*EXERCISE GOAL*
Repeat the entries beneath in their entirety, precisely as given.

Dataset rows for apps and sites
- - -

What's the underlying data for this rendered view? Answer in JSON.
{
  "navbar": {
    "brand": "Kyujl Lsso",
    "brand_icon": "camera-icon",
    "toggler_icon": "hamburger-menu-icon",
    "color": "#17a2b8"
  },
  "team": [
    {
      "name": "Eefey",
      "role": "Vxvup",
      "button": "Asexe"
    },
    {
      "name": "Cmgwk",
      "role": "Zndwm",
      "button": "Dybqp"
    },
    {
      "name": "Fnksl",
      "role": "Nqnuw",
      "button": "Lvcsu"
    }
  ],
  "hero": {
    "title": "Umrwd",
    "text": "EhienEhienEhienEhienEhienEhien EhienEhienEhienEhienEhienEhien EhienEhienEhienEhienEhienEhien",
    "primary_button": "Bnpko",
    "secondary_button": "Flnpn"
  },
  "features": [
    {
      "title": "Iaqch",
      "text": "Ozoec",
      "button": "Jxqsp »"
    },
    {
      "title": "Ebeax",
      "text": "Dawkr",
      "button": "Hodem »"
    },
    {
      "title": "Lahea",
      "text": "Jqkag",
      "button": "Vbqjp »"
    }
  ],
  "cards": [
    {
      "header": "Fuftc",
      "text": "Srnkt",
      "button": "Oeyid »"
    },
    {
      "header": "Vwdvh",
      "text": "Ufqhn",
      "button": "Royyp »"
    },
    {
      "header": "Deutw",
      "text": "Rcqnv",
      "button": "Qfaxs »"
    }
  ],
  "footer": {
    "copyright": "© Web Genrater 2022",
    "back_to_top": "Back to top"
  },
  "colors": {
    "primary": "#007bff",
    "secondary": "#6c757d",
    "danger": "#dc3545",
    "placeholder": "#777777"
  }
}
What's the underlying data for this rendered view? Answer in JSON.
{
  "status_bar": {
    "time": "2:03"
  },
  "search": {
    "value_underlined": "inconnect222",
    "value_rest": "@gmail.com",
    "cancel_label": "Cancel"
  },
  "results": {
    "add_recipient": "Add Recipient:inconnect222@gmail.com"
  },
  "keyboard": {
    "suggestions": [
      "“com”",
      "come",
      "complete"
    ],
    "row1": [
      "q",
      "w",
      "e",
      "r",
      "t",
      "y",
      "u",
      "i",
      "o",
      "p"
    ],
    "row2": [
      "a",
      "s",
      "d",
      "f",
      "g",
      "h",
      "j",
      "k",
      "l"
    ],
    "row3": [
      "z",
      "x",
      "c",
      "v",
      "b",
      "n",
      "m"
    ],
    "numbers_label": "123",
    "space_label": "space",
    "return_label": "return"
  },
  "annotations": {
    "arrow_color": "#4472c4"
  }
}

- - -

*EXERCISE RESPONSE*
What's the underlying data for this rendered view? Answer in JSON.
{
  "navbar": {
    "brand": "Kyujl Lsso",
    "brand_icon": "camera-icon",
    "toggler_icon": "hamburger-menu-icon",
    "color": "#17a2b8"
  },
  "team": [
    {
      "name": "Eefey",
      "role": "Vxvup",
      "button": "Asexe"
    },
    {
      "name": "Cmgwk",
      "role": "Zndwm",
      "button": "Dybqp"
    },
    {
      "name": "Fnksl",
      "role": "Nqnuw",
      "button": "Lvcsu"
    }
  ],
  "hero": {
    "title": "Umrwd",
    "text": "EhienEhienEhienEhienEhienEhien EhienEhienEhienEhienEhienEhien EhienEhienEhienEhienEhienEhien",
    "primary_button": "Bnpko",
    "secondary_button": "Flnpn"
  },
  "features": [
    {
      "title": "Iaqch",
      "text": "Ozoec",
      "button": "Jxqsp »"
    },
    {
      "title": "Ebeax",
      "text": "Dawkr",
      "button": "Hodem »"
    },
    {
      "title": "Lahea",
      "text": "Jqkag",
      "button": "Vbqjp »"
    }
  ],
  "cards": [
    {
      "header": "Fuftc",
      "text": "Srnkt",
      "button": "Oeyid »"
    },
    {
      "header": "Vwdvh",
      "text": "Ufqhn",
      "button": "Royyp »"
    },
    {
      "header": "Deutw",
      "text": "Rcqnv",
      "button": "Qfaxs »"
    }
  ],
  "footer": {
    "copyright": "© Web Genrater 2022",
    "back_to_top": "Back to top"
  },
  "colors": {
    "primary": "#007bff",
    "secondary": "#6c757d",
    "danger": "#dc3545",
    "placeholder": "#777777"
  }
}
What's the underlying data for this rendered view? Answer in JSON.
{
  "status_bar": {
    "time": "2:03"
  },
  "search": {
    "value_underlined": "inconnect222",
    "value_rest": "@gmail.com",
    "cancel_label": "Cancel"
  },
  "results": {
    "add_recipient": "Add Recipient:inconnect222@gmail.com"
  },
  "keyboard": {
    "suggestions": [
      "“com”",
      "come",
      "complete"
    ],
    "row1": [
      "q",
      "w",
      "e",
      "r",
      "t",
      "y",
      "u",
      "i",
      "o",
      "p"
    ],
    "row2": [
      "a",
      "s",
      "d",
      "f",
      "g",
      "h",
      "j",
      "k",
      "l"
    ],
    "row3": [
      "z",
      "x",
      "c",
      "v",
      "b",
      "n",
      "m"
    ],
    "numbers_label": "123",
    "space_label": "space",
    "return_label": "return"
  },
  "annotations": {
    "arrow_color": "#4472c4"
  }
}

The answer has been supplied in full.